- [Source material]:

--- START ---

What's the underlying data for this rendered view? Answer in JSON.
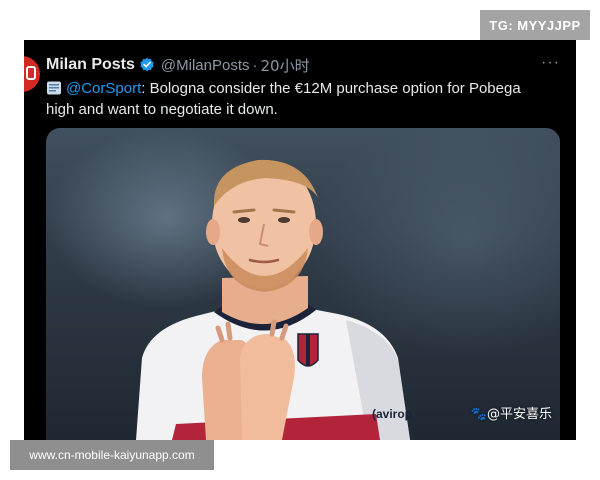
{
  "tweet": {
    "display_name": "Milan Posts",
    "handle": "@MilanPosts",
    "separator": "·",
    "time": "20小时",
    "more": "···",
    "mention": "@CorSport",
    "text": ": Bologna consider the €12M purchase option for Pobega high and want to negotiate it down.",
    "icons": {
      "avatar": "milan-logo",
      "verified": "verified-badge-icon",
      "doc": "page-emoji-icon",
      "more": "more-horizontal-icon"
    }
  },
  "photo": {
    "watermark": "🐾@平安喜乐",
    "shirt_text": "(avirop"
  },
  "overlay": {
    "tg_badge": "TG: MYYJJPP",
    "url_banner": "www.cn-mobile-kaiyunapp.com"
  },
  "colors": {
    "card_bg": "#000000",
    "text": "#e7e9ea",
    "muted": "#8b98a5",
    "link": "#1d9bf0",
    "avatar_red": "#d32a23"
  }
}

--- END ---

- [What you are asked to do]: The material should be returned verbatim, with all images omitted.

- [Answer box]:
What's the underlying data for this rendered view? Answer in JSON.
{
  "tweet": {
    "display_name": "Milan Posts",
    "handle": "@MilanPosts",
    "separator": "·",
    "time": "20小时",
    "more": "···",
    "mention": "@CorSport",
    "text": ": Bologna consider the €12M purchase option for Pobega high and want to negotiate it down.",
    "icons": {
      "avatar": "milan-logo",
      "verified": "verified-badge-icon",
      "doc": "page-emoji-icon",
      "more": "more-horizontal-icon"
    }
  },
  "photo": {
    "watermark": "🐾@平安喜乐",
    "shirt_text": "(avirop"
  },
  "overlay": {
    "tg_badge": "TG: MYYJJPP",
    "url_banner": "www.cn-mobile-kaiyunapp.com"
  },
  "colors": {
    "card_bg": "#000000",
    "text": "#e7e9ea",
    "muted": "#8b98a5",
    "link": "#1d9bf0",
    "avatar_red": "#d32a23"
  }
}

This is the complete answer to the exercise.